handled about a dozen different makes of engines with several
different kinds of valve gears and I am not going to stick my neck
out and say that any one valve gear was better than all the

I think that most of you will agree that the Baker was the best
valve gear ever put on a locomotive, but whether it was best on a
traction is something else again. There is another angle to be
considered. Have you thought about how many different kinds of
valves were used on different engines? What I mean — a valve that
would work perfectly with one kind of valve gear might not work so
perfectly with another kind. I would like to know what some of you
experts think about that.

I am surprised that Mr. Hutzell would wonder about being able to
keep the steam up in a Case under full load in 1912. I was working
for the old Geiser Company in their branch house at Springfield,
Missouri, just before they sold out to Emerson Brantingham, and
during that time there was a carnival came to town and stayed about
a week. They had a 25 hp Peerless engine which they used to pull a
dynamo to light the carnival grounds. We loaned them a 25 Peerless
to use while we overhauled their engine. They said they could tell
by the dynamo how much power the engine was putting out. They said
it was pulling a 56 hp load and that was more than twice the rated
hp of the engine and it had to do that without a stop from five in
the evening until seven the next morning and seven nights a week,
and I think a Case or any other good engine would do the same

Now, just a word about the Advance engine with the Marsh reverse
or valve gear.

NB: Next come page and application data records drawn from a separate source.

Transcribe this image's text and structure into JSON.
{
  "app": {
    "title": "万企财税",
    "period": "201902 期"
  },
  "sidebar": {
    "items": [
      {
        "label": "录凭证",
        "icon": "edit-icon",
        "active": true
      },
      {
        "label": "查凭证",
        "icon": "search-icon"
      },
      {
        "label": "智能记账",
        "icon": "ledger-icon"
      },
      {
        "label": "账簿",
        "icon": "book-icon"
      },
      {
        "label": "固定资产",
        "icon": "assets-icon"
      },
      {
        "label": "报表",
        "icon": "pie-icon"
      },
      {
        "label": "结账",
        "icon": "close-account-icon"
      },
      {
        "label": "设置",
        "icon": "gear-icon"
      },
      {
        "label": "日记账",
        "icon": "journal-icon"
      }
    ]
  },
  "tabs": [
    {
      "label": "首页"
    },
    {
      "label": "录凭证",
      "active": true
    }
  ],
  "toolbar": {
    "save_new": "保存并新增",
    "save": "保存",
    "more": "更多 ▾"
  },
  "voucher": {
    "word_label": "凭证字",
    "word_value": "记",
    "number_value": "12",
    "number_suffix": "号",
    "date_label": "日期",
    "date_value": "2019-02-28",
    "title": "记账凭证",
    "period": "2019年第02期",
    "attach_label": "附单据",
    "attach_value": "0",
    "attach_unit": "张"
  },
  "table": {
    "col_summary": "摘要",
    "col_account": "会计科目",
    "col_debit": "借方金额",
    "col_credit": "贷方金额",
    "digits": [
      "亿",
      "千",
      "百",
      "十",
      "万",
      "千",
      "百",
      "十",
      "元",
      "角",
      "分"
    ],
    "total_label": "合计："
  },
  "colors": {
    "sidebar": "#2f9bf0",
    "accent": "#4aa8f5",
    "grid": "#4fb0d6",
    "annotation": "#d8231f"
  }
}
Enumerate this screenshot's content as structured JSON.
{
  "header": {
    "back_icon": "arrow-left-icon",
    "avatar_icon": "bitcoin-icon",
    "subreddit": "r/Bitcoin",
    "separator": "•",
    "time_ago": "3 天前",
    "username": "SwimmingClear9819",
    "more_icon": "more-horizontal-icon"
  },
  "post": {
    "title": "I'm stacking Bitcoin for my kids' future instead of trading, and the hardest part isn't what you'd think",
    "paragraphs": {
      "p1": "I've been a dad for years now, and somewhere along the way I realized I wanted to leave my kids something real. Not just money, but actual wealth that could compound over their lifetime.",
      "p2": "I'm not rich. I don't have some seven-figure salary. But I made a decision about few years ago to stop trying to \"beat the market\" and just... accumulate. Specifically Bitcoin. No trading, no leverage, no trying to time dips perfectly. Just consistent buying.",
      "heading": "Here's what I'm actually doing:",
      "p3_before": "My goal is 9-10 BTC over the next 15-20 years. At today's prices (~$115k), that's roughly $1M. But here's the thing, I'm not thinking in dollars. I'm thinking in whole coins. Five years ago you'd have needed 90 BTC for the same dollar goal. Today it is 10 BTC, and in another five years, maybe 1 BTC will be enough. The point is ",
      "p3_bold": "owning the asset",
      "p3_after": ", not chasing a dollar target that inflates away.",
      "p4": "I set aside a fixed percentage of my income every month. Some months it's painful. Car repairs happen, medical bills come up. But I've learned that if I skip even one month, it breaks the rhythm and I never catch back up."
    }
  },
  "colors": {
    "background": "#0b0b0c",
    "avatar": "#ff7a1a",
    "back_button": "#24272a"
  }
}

They were good engines as they were easy steamers
and easy to keep up, but it was not the Marsh valve gear that made
them that way. They would have been just as good with most any
other valve gear. I never liked them though, for the same reason I
never liked any side-mounted engine. You could not steer them on a
slick road or in soft ground and most of them would rear up and
stand on their hind feet. Give me a rear mount every time!

And about this matter of HOOKING UP. The object in hooking-up
was not to regulate the speed as Mr. Hutzell seems to think. The
way I see it, the only object in hooking up would be to economize
on fuel and water — and in the old days we never thought of
economy. All we thought of was getting the job done and getting on
to the next job and ‘hang’ the expense. Most engines had
valve gears that could be hooked up, but there wasn’t an
engineer out of a dozen who ever thought of hooking-up. For one
thing the engine was usually under full load and there was no
reason to hook up.

The only time I remember hooking-up was when I ran a 12 hp Jumbo
engine in Missouri pulling a Keystone well-drill. A drill does not
take much power in the belt and I usually hooked up a couple
notches, but when moving the old Keystone drill with the trap wagon
tied on behind made a full load for the engine to drag over the

Well — I think I have about run down — if this escapes the
waste-basket it will be a miracle.

I see where some of the writers are in favor of making the ALBUM
a monthly. Man! I could stand one every week.

Farm Collector Magazine
Farm Collector Magazine
Dedicated to the Preservation of Vintage Farm Equipment